This year’s CX practices ended with Daylight Savings time, but anyone who’s interested in upcoming races or next year’s practice should join the PHLCX Facebook group.
How receptive has Parks & Rec been to your project? What has been your hardest challenge? What has been easy? What’s your dream for this project?
The easy part is how much people have pitched in to make cross practice a reality this year, despite the challenges. Each practice requires more work now, because we’re setting up and breaking down the course every week. We drag a 20-pound backpack of cones across the city. Someone brings a set of PVC tubes to build practice barriers. It’s even more of a community effort than before. Our goal for this fall’s practices was to run great practices and also demonstrate that CXers can be responsible park users.
To be clear, we don’t yet have a dedicated cyclocross course, but that’s the long-term vision. See, the elements that make a course great for cyclocross (natural surfaces, moderate grades, and open design with lots of visibility) also make it a fun, widely-accessible place to bike, run, or walk. It fits the mold of what the International Mountain Bicycling Association (IMBA) calls Gateway Trails and I’d love to see one established in Fairmount Park. It could be a huge local asset, and not just for cyclocrossers. Cities like Boulder and Louisville have seen economic development from their dedicated cyclocross courses, from weekly race series to bringing 10,000 visitors for the World Championships.
What gear do you use to go up Parachute Hill?
Parachute Hill’s surface is constantly changing: getting rutted out by heavy rains and refilled, so gearing changes with the surface. Usually I’ll use a notch or two above my lowest gear so as not to lose traction. 36-23 or so.
How do you feel about the recent popularity of disc brakes on cyclocross bikes? Have you made the transition, or are you sticking with rim brakes?
Have you seen my cyclocross setup?! For years I was racing a thirdhand Frankenbike so I’m focusing on basics first. Dan Langlois at Bicycle Therapy just helped me get set up on a beautiful new Specialized Crux frame. The drivetrain is snappy but handling is very forgiving on rough terrain, which is great for a roadie like me.
I had the chance to test ride hydraulic discs last month; they’re amazing. But to me they weren’t $2,000 worth of amazing, which is what new shifters, brakes, and wheels would cost, so I’m still on cantilevers.
I love how tightly knit the ’cross community is: how it brings road and mountain bike racers to battle on middle ground.
What do you love most about cyclocross? What other bikes do you have, and what other type of riding do you do?
I love how tightly knit the ‘cross community is: how it brings road and mountain bike racers to battle on middle ground, how fun it is to watch because course layouts let you watch most of the race unfold from one spot. And I kind of love that the courses are always a little bit weird and keep you on your toes.
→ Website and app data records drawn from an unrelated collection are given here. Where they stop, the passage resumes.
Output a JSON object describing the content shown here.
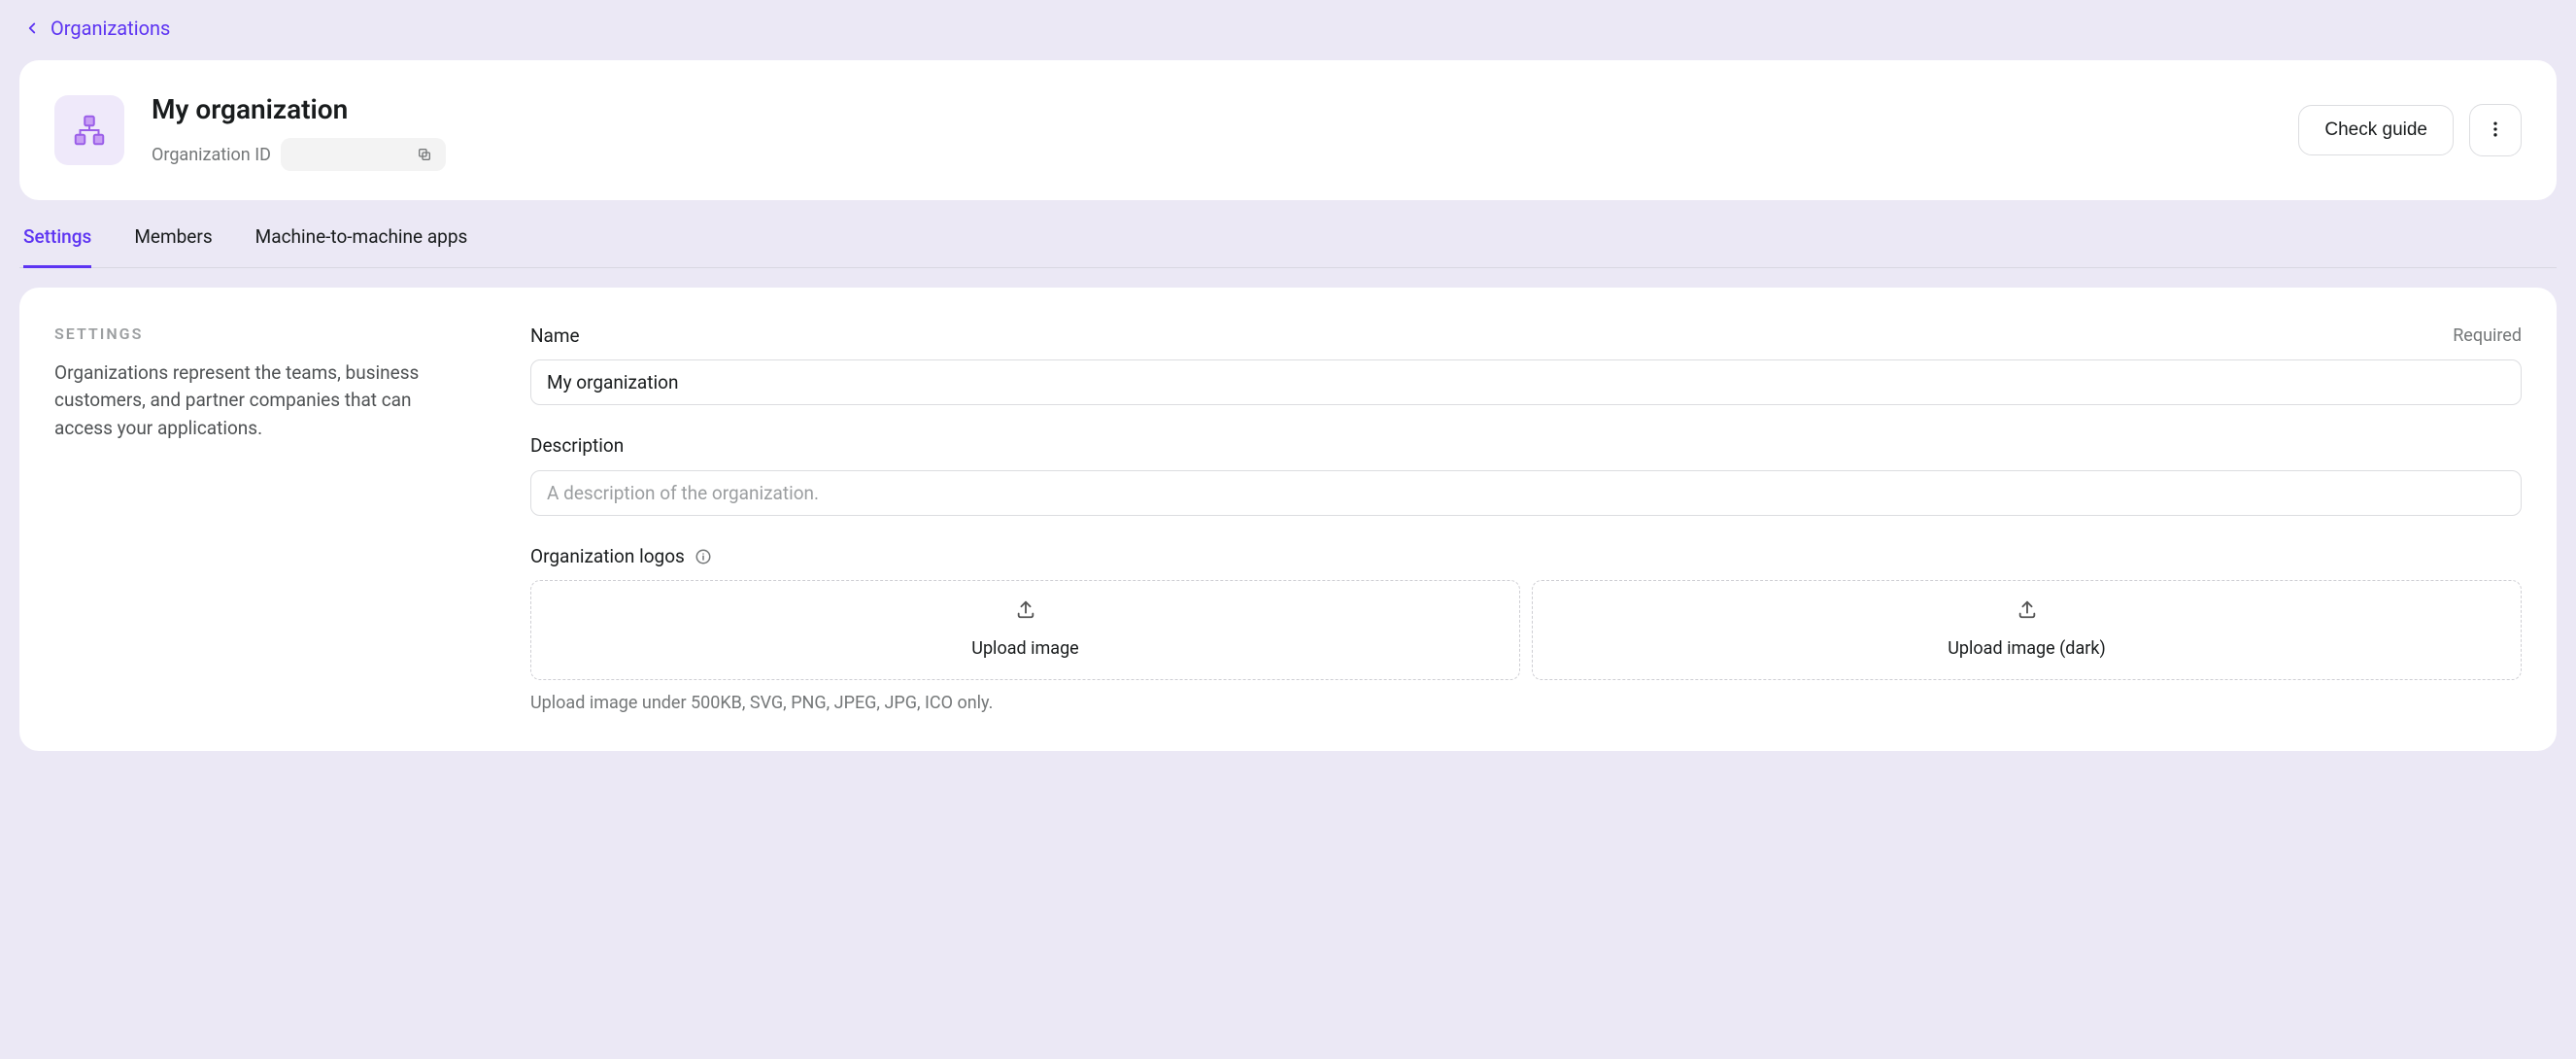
{
  "breadcrumb": {
    "label": "Organizations"
  },
  "header": {
    "title": "My organization",
    "id_label": "Organization ID",
    "id_value": "",
    "check_guide": "Check guide"
  },
  "tabs": [
    {
      "label": "Settings",
      "active": true
    },
    {
      "label": "Members",
      "active": false
    },
    {
      "label": "Machine-to-machine apps",
      "active": false
    }
  ],
  "settings": {
    "section_heading": "SETTINGS",
    "section_desc": "Organizations represent the teams, business customers, and partner companies that can access your applications.",
    "name": {
      "label": "Name",
      "required": "Required",
      "value": "My organization"
    },
    "description": {
      "label": "Description",
      "placeholder": "A description of the organization.",
      "value": ""
    },
    "logos": {
      "label": "Organization logos",
      "upload_light": "Upload image",
      "upload_dark": "Upload image (dark)",
      "hint": "Upload image under 500KB, SVG, PNG, JPEG, JPG, ICO only."
    }
  }
}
I also race on the road and track; I love tactical sprinting. City dwellers have an advantage: Every red light is chance to practice a standing start. Occasionally my ladyshredder teammates talk me into a mountain bike event. Our South Philly basement is crammed with a bike for each of those, plus an old-school Cinelli with arc bars to get around town.
Are you riding or spectating in SSCXWC at Belmont Plateau in December?
You’ll have to come spectate to find out!
What makes Philly — and Belmont / West Fairmount Park — unique in the cyclocross world?
Philly is more or less the epicenter of two great race series (Mid Atlantic Cyclocross and PACX) so there’s a race within a 90 minute drive almost every weekend from September through December. It’s a stunning place to ride on any type of bike. Because so much of the city was built before the age of the automobile, and Fairmount Park is a wonderful lifeline, you can ride three hours of mountain bike trails or through quiet country roads and still get to work by 9am.